As the only area of significant upland in the county, the climate of the Yorkshire Wolds is quite different compared to that of the eastern and western lowlands with temperature extremes being greatest in this area. The Wolds reach their highest point at Garrowby Hill at an altitude of 250 metres asl, and with numerous hidden and deep cut valleys many parts are notorious frost pockets, the small village of Thixendale being one of the most famous of these and holder of the unofficial lowest temperature ever recorded in Yorkshire at -22 C (-8 F). Meanwhile the exposed roads can suffer from severe drifting in snowy spells with some roads becoming impassable for prolonged periods in the worst winters and in the famous winter of 1963 food and supplies had to be delivered by helicopter to the more remote farms. Rainfall meanwhile is at its greatest up here on the Wolds, with over 30 inches being recorded at some spots (most lowland areas of the county receiving around 25 inches), while sunshine is also reduced with the higher altitude, modest though it may be, leading to an increase in cloud amounts.
Statistics for High Mowthorpe (1981-2010)
The city of Hull is the only major built up part of the county, with this city of 250,000 people standing on the north bank of the river Humber in the far south of the county.

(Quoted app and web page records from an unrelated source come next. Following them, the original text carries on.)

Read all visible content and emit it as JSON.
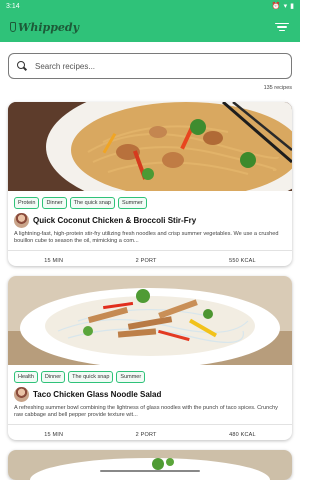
{
  "status_bar": {
    "time": "3:14",
    "battery_level_pct": 100
  },
  "app_bar": {
    "logo_text": "Whippedy"
  },
  "search": {
    "placeholder": "Search recipes..."
  },
  "results": {
    "count_text": "135 recipes"
  },
  "recipes": [
    {
      "tags": [
        "Protein",
        "Dinner",
        "The quick snap",
        "Summer"
      ],
      "title": "Quick Coconut Chicken & Broccoli Stir-Fry",
      "description": "A lightning-fast, high-protein stir-fry utilizing fresh noodles and crisp summer vegetables. We use a crushed bouillon cube to season the oil, mimicking a com...",
      "time": "15 MIN",
      "portions": "2 PORT",
      "calories": "550 KCAL"
    },
    {
      "tags": [
        "Health",
        "Dinner",
        "The quick snap",
        "Summer"
      ],
      "title": "Taco Chicken Glass Noodle Salad",
      "description": "A refreshing summer bowl combining the lightness of glass noodles with the punch of taco spices. Crunchy raw cabbage and bell pepper provide texture wit...",
      "time": "15 MIN",
      "portions": "2 PORT",
      "calories": "480 KCAL"
    }
  ],
  "colors": {
    "brand": "#2fc279",
    "tag_border": "#2fc279"
  },
  "icons": {
    "search": "search-icon",
    "filter": "filter-icon"
  }
}
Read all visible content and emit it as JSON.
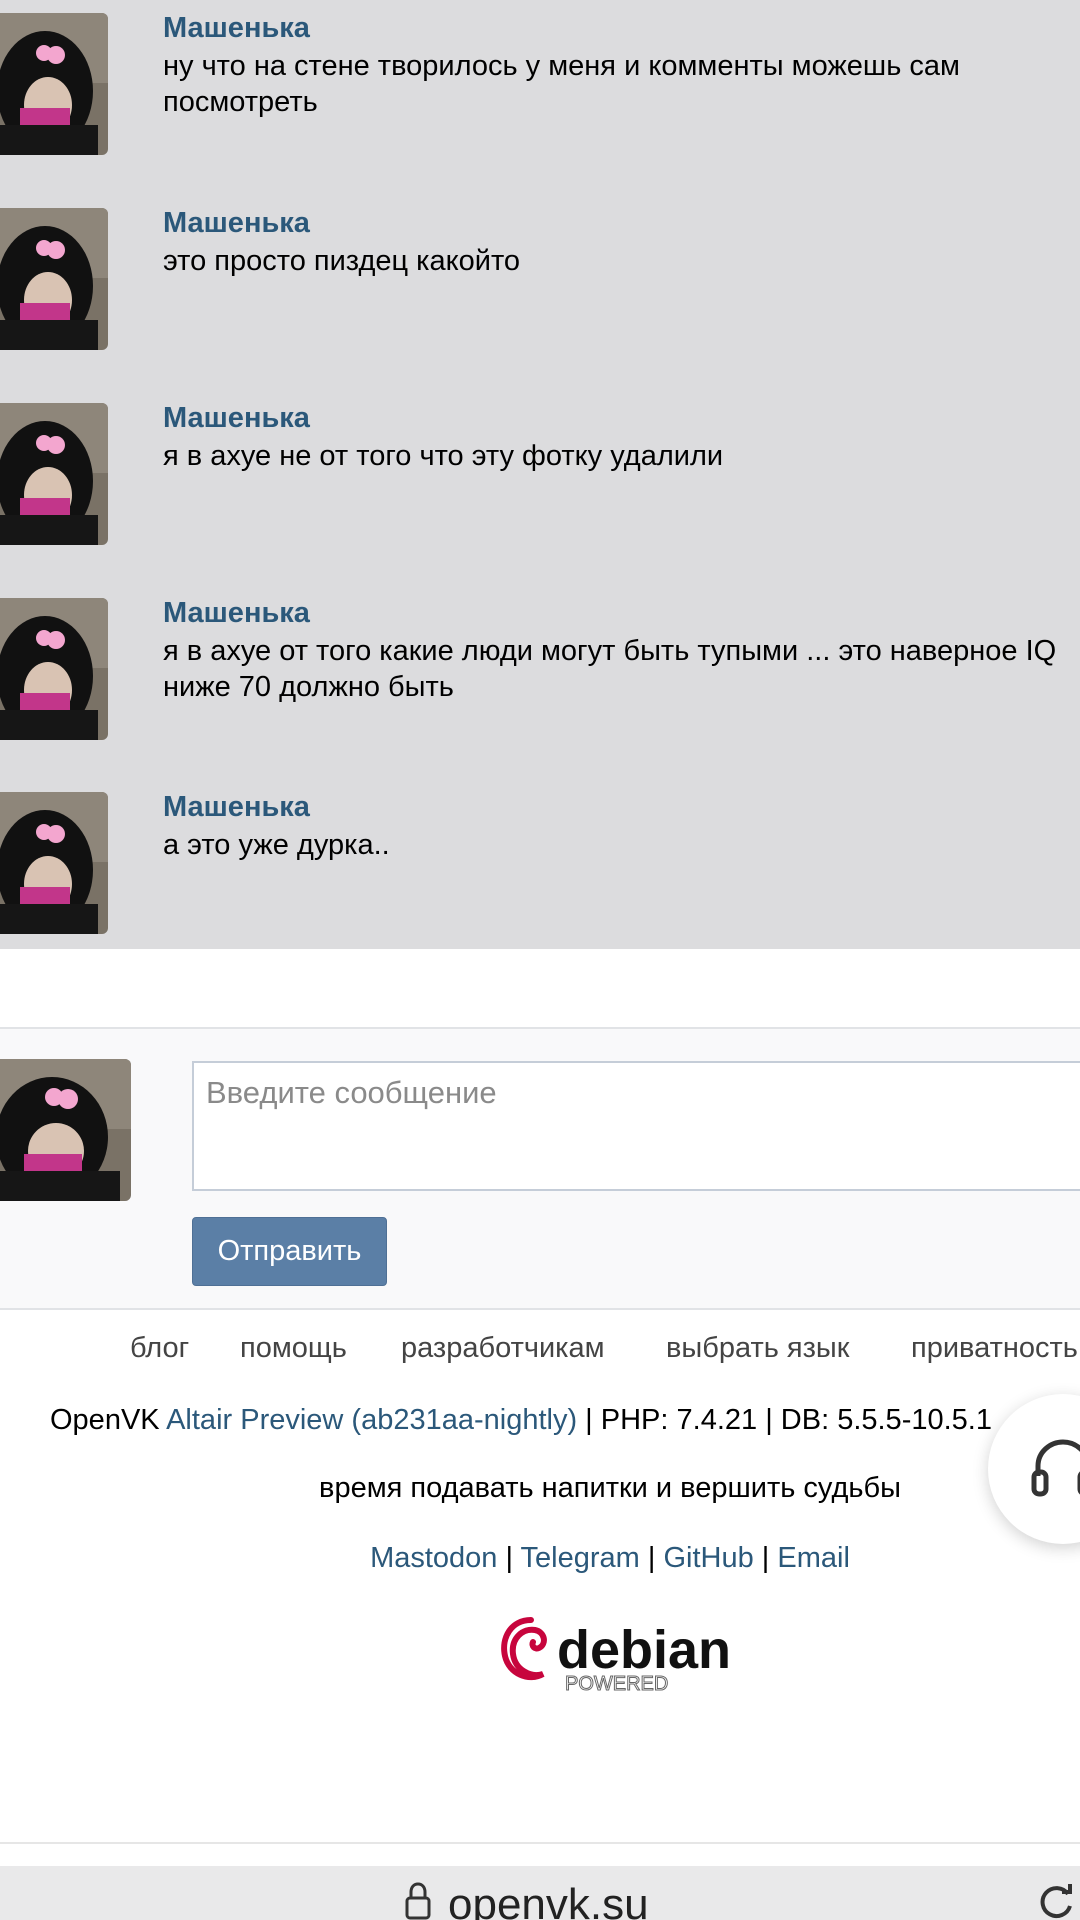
{
  "messages": [
    {
      "author": "Машенька",
      "text": "ну что на стене творилось у меня и комменты можешь сам посмотреть"
    },
    {
      "author": "Машенька",
      "text": "это просто пиздец какойто"
    },
    {
      "author": "Машенька",
      "text": "я в ахуе не от того что эту фотку удалили"
    },
    {
      "author": "Машенька",
      "text": "я в ахуе от того какие люди могут быть тупыми ... это наверное IQ ниже 70 должно быть"
    },
    {
      "author": "Машенька",
      "text": "а это уже дурка.."
    }
  ],
  "compose": {
    "placeholder": "Введите сообщение",
    "send_label": "Отправить"
  },
  "footer": {
    "links": [
      "блог",
      "помощь",
      "разработчикам",
      "выбрать язык",
      "приватность"
    ],
    "version_prefix": "OpenVK ",
    "version_link": "Altair Preview (ab231aa-nightly)",
    "version_suffix": " | PHP: 7.4.21 | DB: 5.5.5-10.5.1",
    "tagline": "время подавать напитки и вершить судьбы",
    "social": [
      "Mastodon",
      "Telegram",
      "GitHub",
      "Email"
    ],
    "social_separator": " | ",
    "logo_text": "debian",
    "logo_subtext": "POWERED"
  },
  "browser": {
    "url": "openvk.su"
  },
  "colors": {
    "link": "#2b587a",
    "message_bg": "#dcdcde",
    "button": "#5b7fa6"
  }
}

The urban nature of the city means that the climate is generally warmer than that of the surrounding countryside (see the statistics for Leconfield above), especially so by night with the resulting reduction in frost frequency during the winter months. However it is interesting to note the increased rainfall and reduced sunshine totals compared to Leconfield some 10 miles north of the city, and this may be a result of the cities proximity to the river Humber.
Statistics for Kingston-upon-Hull (1981-2010)

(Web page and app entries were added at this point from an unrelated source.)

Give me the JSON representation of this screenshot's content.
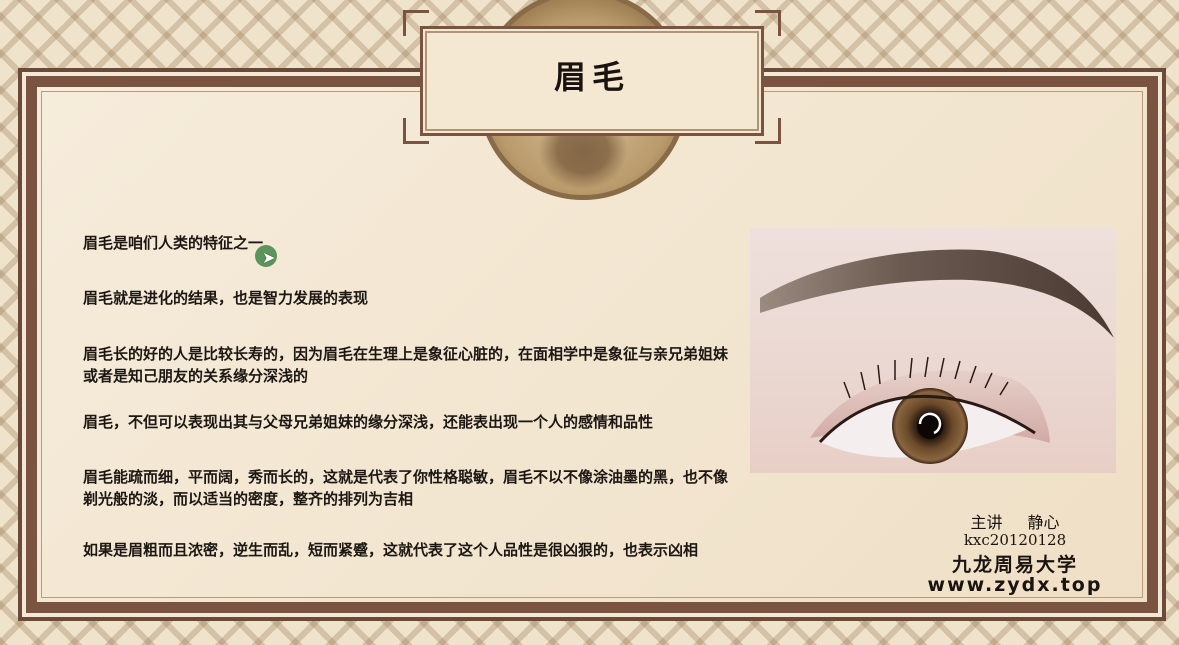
{
  "slide": {
    "title": "眉毛",
    "paragraphs": [
      "眉毛是咱们人类的特征之一",
      "眉毛就是进化的结果，也是智力发展的表现",
      "眉毛长的好的人是比较长寿的，因为眉毛在生理上是象征心脏的，在面相学中是象征与亲兄弟姐妹或者是知己朋友的关系缘分深浅的",
      "眉毛，不但可以表现出其与父母兄弟姐妹的缘分深浅，还能表出现一个人的感情和品性",
      "眉毛能疏而细，平而阔，秀而长的，这就是代表了你性格聪敏，眉毛不以不像涂油墨的黑，也不像剃光般的淡，而以适当的密度，整齐的排列为吉相",
      "如果是眉粗而且浓密，逆生而乱，短而紧蹙，这就代表了这个人品性是很凶狠的，也表示凶相"
    ],
    "credits": {
      "speaker": "主讲 静心",
      "id": "kxc20120128",
      "university": "九龙周易大学",
      "website": "www.zydx.top"
    },
    "photo_subject": "eyebrow-and-eye-photo",
    "colors": {
      "frame": "#7a5441",
      "background": "#efe3cc",
      "text": "#1c1712"
    }
  }
}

The North Sea coast forms the eastern boundary of the county from Flamborough Head in the north to Spurn Point in the south, and it is down this coastal strip that the maritime influence is most marked. The influence of the sea moderates the climate with daytime highs generally lower than inland (especially in summer) while nightime lows are higher. This means that this area is the least frosty part of the county, this being especially the case in the Spurn area, but it is conversely also the windiest, again the Spurn peninsula as well as Flamborough Head in the north being particularly exposed to coastal gales. Though no sunshine records are kept for Bridlington this area is nevertheless the sunniest part of the county, though late winter and spring can be plagued by sea mists and low cloud if the wind is from the north or east.

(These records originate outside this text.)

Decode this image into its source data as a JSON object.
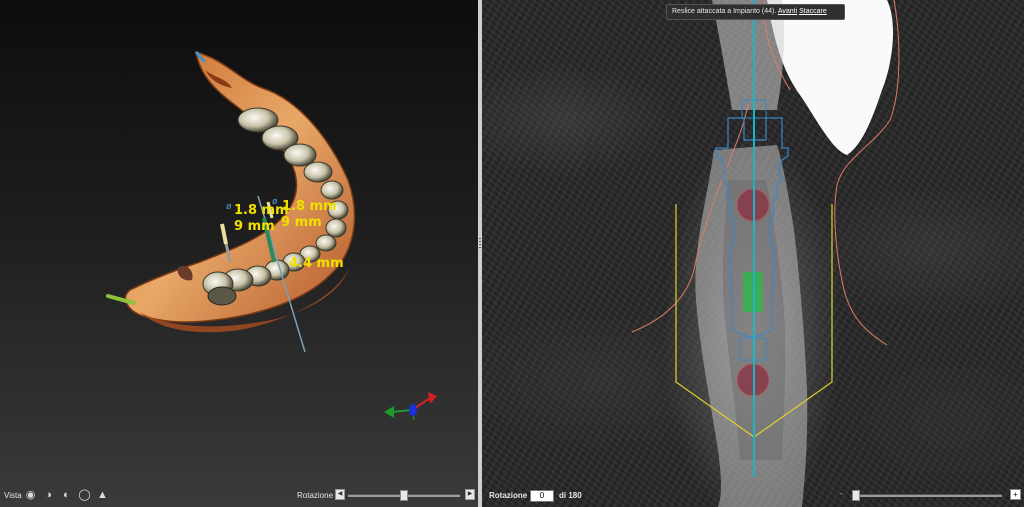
{
  "left_view": {
    "measurements": {
      "diameter_1": "1.8 mm",
      "length_1": "9 mm",
      "diameter_2": "1.8 mm",
      "length_2": "9 mm",
      "distance": "4.4 mm"
    },
    "diameter_symbol": "ø",
    "axis_colors": {
      "x": "#d42020",
      "y": "#1f9a2a",
      "z": "#1a2fd8"
    },
    "toolbar": {
      "vista_label": "Vista",
      "view_icons": [
        "skull-front-icon",
        "skull-side-icon",
        "skull-back-icon",
        "skull-top-icon",
        "skull-bottom-icon"
      ],
      "rotation_label": "Rotazione",
      "slider_level": 0.5
    }
  },
  "right_view": {
    "banner": {
      "text": "Reslice attaccata a Impianto (44).",
      "next_link": "Avanti",
      "detach_link": "Staccare"
    },
    "toolbar": {
      "rotation_label": "Rotazione",
      "rotation_value": "0",
      "rotation_of": "di 180",
      "minus": "-",
      "plus": "+",
      "slider_level": 0.0
    },
    "colors": {
      "nerve_line": "#19b5c8",
      "implant_outline": "#3a86c8",
      "safety_zone": "#e0d030",
      "soft_tissue": "#e07a6a"
    }
  }
}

Statistics for Bridlington (1981-2010)
Humber Levels & Vale of York
To the west of the Wolds lies the flat plain of the Vale of York, an extensive area of inland lowland which stretches beyond East Yorkshire’s historic boundaries which in the west is marked by the river Ouse. The climate of this area is very similar to that of inland Holderness though maritime influences are less apparent as shown by the higher summer maximums and lower winter minimums. Frost is also a more frequent phenomena with the sheltered nature of the area and the hills which surround the plain allowing cold air to pool in the area, especially on clear, windless nights. This same process also means that the Vale of York is notorious for its fogs, especially in late autumn and winter when fog can persist all day during particularly quiet anticyclonic spells. The distance from the sea and the shelter afforded by the Pennines also means that this is the driest part of the county.
Statistics for Church Fenton (1981-2010)